How to complete this task:
Whenever a line in the entries below contains "呼吸衰竭", copy that line.

Exercise materials:
□ □ □ □ □ □ □

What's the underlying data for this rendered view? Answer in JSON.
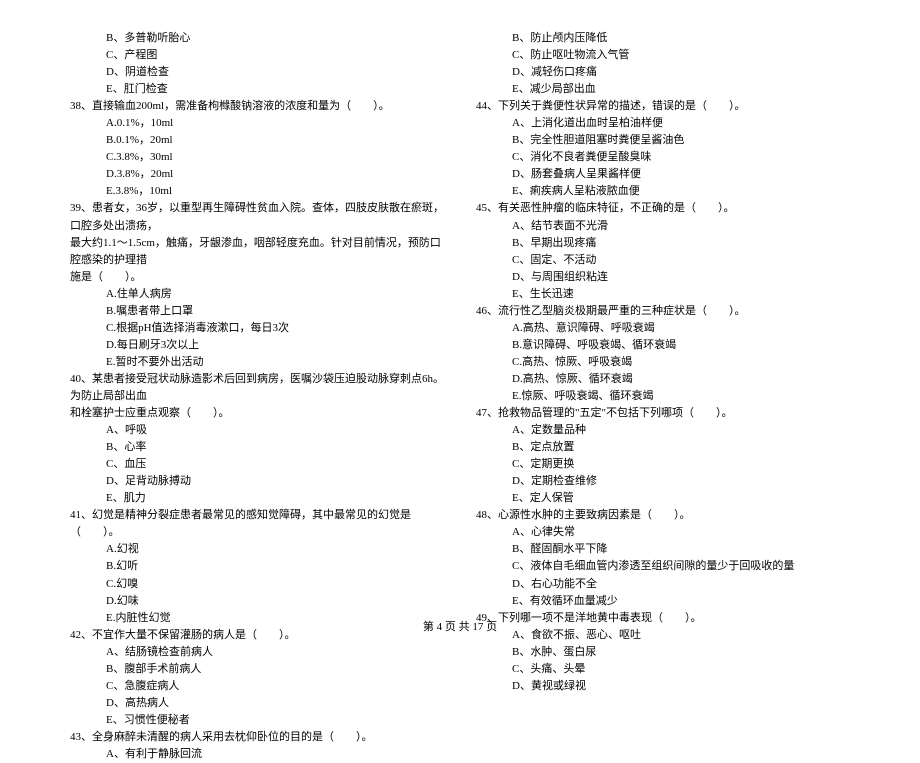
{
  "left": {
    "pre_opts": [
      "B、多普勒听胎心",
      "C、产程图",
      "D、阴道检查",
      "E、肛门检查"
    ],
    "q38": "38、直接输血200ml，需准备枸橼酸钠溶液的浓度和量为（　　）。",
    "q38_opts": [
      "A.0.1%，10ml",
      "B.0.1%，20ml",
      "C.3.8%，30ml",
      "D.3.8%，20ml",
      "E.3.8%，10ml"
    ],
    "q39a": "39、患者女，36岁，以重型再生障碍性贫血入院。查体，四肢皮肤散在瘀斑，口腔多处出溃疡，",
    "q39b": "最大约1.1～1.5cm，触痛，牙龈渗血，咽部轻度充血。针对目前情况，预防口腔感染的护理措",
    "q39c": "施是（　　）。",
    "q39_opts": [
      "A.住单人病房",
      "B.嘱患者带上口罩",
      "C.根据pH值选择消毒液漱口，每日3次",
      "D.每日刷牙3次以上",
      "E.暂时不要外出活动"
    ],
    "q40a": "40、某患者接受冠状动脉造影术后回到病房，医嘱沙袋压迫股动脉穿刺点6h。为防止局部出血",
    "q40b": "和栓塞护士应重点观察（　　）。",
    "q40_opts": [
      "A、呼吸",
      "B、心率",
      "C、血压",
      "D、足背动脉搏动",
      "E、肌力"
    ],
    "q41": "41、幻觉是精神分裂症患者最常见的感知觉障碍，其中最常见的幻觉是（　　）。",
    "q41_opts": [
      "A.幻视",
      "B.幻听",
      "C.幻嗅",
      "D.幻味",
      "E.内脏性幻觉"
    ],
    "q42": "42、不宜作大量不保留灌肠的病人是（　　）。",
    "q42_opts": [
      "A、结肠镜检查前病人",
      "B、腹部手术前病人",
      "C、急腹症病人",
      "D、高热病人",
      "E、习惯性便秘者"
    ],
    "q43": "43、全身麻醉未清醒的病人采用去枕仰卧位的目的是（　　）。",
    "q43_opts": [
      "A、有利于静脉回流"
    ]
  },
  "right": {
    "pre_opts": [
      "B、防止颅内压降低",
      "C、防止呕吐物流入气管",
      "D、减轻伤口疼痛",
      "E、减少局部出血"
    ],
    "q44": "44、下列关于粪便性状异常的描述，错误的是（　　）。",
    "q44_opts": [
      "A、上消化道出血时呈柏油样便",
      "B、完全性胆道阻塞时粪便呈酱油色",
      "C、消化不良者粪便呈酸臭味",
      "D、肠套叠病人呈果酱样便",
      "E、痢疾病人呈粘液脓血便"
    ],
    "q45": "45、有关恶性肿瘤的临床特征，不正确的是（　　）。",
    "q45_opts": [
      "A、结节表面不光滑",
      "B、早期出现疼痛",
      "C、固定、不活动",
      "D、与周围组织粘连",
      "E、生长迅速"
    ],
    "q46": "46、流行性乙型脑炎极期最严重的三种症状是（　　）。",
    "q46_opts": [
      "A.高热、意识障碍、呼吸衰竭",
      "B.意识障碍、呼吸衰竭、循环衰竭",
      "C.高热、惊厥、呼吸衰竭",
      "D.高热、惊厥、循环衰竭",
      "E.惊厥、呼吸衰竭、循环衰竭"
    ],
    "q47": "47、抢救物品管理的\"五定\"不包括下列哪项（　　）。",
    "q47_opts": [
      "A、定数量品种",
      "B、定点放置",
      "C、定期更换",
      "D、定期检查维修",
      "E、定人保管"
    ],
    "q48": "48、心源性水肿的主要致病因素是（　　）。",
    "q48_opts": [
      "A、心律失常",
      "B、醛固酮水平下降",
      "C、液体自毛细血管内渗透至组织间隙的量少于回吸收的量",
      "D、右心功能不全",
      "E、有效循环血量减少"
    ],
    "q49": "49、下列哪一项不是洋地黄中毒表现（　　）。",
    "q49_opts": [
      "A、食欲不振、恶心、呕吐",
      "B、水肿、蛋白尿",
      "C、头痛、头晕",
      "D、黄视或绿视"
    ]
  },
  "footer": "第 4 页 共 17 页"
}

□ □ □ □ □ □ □

Response area:
      "A.高热、意识障碍、呼吸衰竭",
      "B.意识障碍、呼吸衰竭、循环衰竭",
      "C.高热、惊厥、呼吸衰竭",
      "E.惊厥、呼吸衰竭、循环衰竭"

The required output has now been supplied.